**Records to use**
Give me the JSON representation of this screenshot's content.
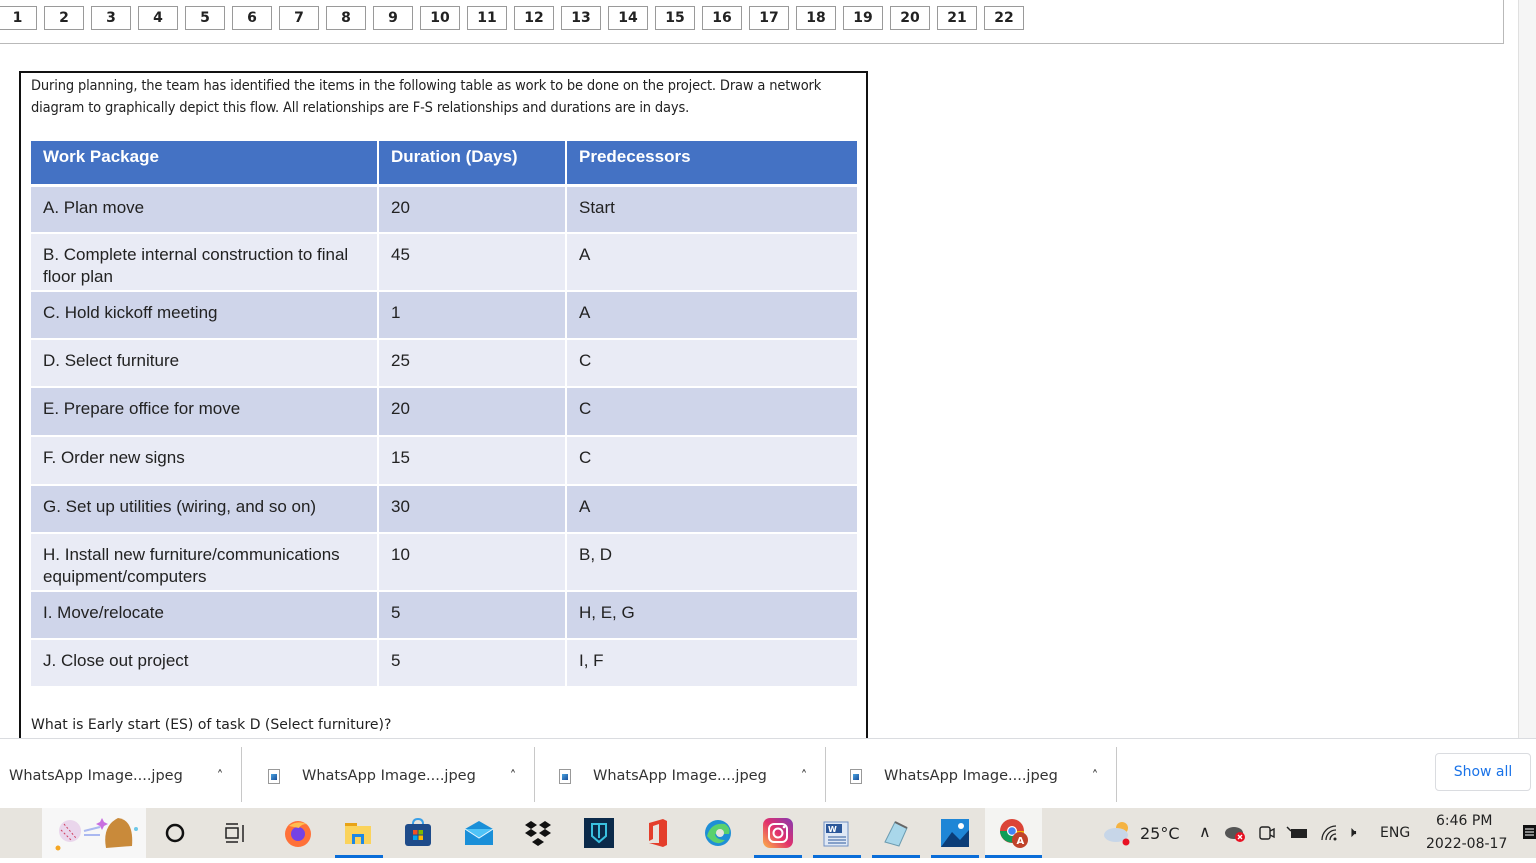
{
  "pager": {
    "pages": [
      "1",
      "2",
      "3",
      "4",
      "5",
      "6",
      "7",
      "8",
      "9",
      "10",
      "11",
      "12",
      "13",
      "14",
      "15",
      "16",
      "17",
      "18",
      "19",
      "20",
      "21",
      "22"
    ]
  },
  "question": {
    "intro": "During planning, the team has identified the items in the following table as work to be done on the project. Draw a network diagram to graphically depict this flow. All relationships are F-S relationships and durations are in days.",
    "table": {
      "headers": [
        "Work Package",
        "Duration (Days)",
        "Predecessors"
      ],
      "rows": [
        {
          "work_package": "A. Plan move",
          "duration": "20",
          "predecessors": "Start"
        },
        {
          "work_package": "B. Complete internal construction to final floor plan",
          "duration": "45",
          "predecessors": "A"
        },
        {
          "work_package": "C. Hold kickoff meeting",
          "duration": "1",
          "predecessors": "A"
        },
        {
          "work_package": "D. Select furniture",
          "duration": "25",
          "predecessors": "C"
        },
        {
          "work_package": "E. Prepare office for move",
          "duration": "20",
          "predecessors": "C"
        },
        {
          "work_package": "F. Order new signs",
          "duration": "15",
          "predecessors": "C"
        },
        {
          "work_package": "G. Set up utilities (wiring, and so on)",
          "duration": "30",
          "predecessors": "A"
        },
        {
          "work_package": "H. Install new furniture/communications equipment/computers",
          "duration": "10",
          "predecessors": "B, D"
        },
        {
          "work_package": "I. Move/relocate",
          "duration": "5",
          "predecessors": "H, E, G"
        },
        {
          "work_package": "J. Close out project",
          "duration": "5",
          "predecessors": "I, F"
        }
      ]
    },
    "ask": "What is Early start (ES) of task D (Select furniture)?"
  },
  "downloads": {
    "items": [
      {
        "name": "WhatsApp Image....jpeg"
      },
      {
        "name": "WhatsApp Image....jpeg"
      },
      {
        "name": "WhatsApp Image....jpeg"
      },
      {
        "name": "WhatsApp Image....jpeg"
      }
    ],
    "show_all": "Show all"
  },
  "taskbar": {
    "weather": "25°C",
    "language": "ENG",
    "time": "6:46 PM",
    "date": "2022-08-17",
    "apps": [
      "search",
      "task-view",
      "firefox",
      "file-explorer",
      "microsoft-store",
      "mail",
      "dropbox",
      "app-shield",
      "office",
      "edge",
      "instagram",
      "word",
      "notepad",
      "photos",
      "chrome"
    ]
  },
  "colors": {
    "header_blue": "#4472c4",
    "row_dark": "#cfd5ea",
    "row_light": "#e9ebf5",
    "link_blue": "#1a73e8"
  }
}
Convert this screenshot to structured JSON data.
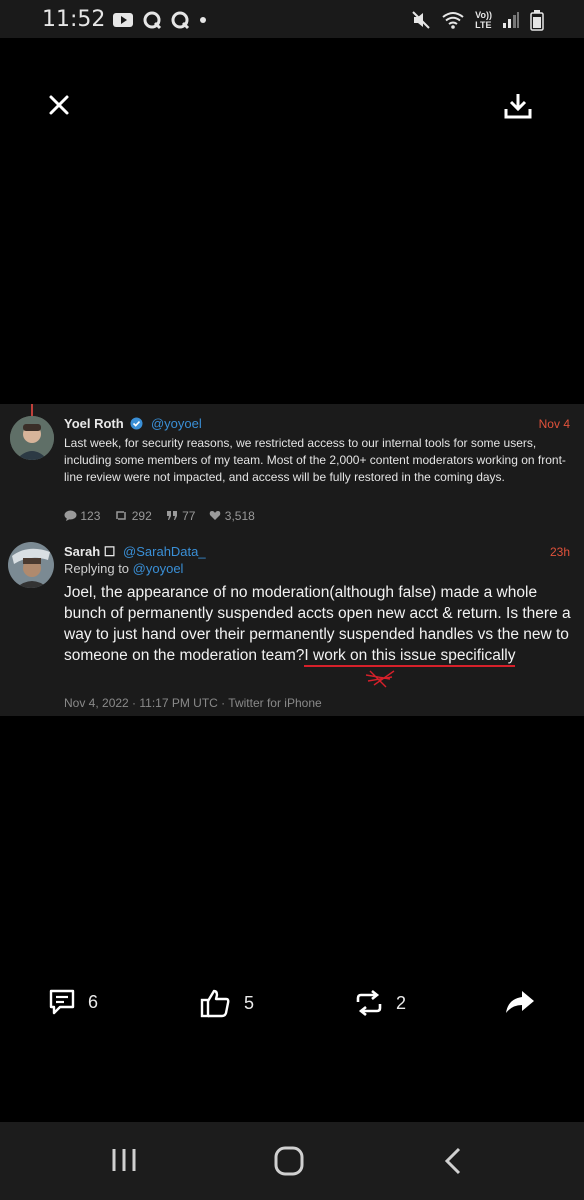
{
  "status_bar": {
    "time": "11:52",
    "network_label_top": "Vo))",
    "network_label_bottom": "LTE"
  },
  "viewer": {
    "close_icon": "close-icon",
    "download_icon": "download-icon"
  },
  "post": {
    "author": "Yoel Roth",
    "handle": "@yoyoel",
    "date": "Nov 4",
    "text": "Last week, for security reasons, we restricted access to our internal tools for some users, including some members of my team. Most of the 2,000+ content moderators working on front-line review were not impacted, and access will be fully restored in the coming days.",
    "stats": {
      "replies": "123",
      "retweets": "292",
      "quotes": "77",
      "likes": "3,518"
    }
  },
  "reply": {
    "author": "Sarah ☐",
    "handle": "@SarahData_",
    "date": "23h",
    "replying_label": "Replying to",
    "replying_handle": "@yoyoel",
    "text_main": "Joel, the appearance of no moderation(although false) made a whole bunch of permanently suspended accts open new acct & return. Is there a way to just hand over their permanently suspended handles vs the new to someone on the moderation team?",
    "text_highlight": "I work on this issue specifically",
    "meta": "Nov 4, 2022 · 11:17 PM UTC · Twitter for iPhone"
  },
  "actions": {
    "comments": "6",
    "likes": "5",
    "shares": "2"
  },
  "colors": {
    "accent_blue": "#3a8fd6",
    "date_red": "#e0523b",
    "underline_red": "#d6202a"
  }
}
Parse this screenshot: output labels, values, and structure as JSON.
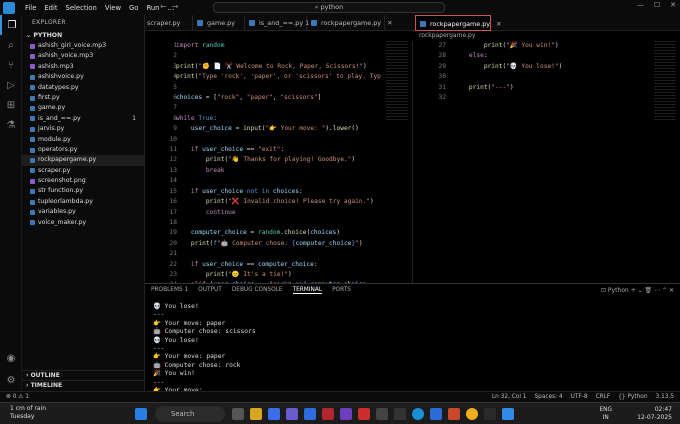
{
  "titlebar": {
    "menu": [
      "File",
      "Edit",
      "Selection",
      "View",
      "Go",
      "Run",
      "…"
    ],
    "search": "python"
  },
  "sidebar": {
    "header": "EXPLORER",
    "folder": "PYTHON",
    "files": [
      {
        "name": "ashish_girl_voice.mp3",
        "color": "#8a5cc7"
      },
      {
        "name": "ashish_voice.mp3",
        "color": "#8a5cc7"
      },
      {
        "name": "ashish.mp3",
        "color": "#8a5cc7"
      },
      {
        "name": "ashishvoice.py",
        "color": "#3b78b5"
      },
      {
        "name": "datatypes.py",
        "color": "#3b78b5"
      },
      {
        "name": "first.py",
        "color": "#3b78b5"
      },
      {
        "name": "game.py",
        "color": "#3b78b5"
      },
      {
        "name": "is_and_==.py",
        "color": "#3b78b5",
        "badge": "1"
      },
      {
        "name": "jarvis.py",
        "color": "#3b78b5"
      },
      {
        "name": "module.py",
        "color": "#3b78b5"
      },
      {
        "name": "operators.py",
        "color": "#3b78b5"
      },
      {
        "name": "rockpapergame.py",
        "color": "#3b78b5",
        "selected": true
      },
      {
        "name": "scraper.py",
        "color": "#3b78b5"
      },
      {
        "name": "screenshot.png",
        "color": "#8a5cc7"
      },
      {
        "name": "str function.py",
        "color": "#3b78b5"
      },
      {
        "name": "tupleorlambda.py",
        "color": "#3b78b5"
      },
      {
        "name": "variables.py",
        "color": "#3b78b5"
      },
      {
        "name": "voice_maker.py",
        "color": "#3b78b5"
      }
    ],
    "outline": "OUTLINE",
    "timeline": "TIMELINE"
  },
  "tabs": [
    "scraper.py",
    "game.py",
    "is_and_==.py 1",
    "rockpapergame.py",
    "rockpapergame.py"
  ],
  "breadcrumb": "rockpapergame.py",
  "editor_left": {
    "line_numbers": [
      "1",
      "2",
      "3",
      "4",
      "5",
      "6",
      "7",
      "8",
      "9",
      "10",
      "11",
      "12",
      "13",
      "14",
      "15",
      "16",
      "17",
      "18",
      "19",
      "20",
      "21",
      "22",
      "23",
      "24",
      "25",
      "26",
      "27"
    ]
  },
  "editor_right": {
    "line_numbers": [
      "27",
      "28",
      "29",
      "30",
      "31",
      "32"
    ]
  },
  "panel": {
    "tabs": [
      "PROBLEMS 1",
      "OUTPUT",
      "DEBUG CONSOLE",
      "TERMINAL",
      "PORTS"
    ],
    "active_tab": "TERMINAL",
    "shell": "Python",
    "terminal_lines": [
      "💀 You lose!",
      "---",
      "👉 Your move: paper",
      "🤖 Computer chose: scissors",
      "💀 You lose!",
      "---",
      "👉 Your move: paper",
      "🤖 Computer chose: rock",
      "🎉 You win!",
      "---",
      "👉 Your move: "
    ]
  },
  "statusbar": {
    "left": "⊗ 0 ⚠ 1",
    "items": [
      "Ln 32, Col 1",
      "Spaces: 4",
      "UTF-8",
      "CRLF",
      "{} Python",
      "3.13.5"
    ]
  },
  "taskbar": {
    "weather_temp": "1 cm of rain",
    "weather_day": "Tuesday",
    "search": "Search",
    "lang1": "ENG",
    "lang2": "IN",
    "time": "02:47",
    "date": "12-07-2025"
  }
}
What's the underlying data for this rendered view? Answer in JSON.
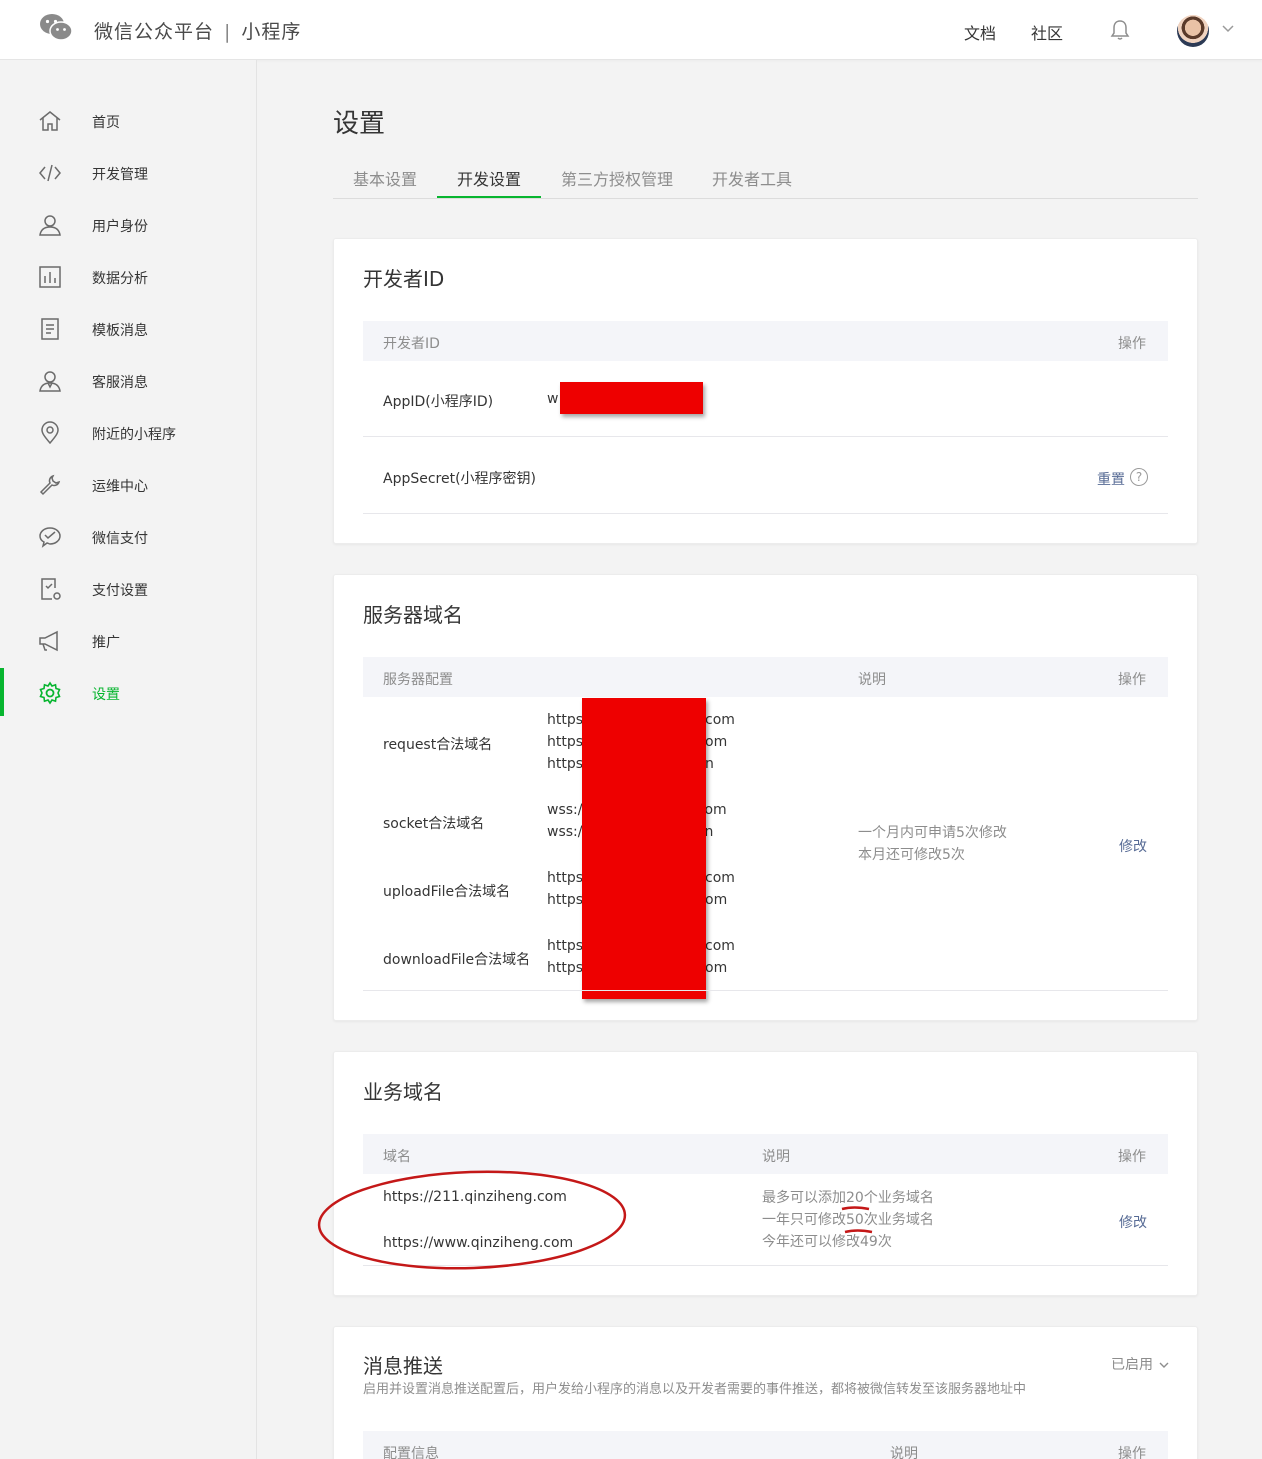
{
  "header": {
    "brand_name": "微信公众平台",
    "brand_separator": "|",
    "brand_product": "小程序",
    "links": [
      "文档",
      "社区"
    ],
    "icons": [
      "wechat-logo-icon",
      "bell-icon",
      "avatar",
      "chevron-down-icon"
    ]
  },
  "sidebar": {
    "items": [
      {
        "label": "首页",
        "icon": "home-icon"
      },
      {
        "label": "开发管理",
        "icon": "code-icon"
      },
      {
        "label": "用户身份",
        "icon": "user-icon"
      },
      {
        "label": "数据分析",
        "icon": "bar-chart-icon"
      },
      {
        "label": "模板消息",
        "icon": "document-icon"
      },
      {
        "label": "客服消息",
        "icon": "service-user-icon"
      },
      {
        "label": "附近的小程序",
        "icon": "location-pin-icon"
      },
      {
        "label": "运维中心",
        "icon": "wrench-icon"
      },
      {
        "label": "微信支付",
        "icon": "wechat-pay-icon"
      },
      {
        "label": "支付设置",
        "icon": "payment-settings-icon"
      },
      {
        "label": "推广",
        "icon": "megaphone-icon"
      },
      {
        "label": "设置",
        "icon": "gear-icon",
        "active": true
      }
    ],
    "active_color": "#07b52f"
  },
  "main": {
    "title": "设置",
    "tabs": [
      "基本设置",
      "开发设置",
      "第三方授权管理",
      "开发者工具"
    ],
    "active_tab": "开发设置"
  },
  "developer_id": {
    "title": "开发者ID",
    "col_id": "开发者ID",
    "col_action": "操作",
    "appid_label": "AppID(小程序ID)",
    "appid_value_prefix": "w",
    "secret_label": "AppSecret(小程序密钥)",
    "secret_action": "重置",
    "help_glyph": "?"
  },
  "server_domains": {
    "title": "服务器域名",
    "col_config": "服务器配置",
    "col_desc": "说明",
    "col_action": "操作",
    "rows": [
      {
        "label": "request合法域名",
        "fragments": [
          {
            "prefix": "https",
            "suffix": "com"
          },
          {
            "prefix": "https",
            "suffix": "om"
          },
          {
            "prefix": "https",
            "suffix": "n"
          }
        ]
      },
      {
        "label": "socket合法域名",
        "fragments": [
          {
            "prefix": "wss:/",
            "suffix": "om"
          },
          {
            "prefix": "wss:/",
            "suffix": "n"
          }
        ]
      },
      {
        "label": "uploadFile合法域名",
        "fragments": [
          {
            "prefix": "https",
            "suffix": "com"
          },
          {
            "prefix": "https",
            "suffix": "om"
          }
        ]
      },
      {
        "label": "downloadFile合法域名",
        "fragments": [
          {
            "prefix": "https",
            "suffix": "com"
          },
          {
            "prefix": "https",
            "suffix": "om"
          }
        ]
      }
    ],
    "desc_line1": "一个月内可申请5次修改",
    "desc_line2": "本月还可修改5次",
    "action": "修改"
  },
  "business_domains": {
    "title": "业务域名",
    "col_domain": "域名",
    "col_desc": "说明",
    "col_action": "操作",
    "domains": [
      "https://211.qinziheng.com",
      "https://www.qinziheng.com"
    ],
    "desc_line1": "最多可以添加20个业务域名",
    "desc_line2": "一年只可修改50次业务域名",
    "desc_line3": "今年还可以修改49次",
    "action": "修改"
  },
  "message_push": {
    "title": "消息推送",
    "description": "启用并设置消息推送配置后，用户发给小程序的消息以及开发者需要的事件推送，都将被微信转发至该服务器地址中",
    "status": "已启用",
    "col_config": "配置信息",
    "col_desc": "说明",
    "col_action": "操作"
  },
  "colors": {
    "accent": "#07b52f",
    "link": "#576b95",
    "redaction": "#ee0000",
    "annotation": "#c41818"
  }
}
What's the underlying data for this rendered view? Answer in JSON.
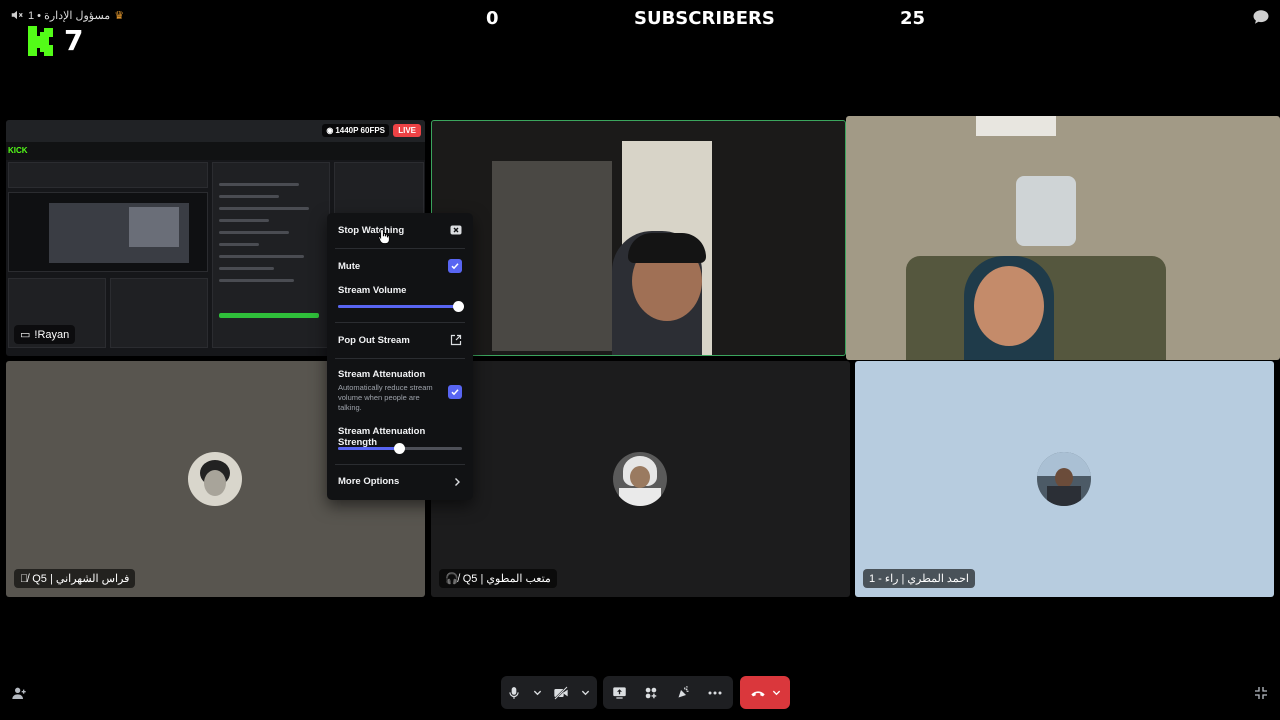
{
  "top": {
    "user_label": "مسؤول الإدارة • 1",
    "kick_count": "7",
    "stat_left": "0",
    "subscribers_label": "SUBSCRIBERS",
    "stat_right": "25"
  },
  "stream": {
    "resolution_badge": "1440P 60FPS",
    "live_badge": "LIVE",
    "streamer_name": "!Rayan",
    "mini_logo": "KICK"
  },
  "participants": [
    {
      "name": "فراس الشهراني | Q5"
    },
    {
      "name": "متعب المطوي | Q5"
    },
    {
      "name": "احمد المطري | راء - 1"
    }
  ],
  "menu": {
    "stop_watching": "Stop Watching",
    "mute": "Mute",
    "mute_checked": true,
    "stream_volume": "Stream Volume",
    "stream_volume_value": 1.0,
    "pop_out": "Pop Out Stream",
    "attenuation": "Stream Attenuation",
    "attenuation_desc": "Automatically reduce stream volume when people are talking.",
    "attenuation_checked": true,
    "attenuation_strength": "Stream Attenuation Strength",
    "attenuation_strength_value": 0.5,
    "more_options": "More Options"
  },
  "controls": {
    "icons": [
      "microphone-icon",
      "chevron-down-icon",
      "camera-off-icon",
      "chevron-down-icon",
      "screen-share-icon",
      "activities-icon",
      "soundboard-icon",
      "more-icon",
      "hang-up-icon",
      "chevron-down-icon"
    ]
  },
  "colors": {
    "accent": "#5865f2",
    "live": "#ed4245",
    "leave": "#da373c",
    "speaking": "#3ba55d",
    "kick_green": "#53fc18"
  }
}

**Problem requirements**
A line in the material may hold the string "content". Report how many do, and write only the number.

**Answer section**
2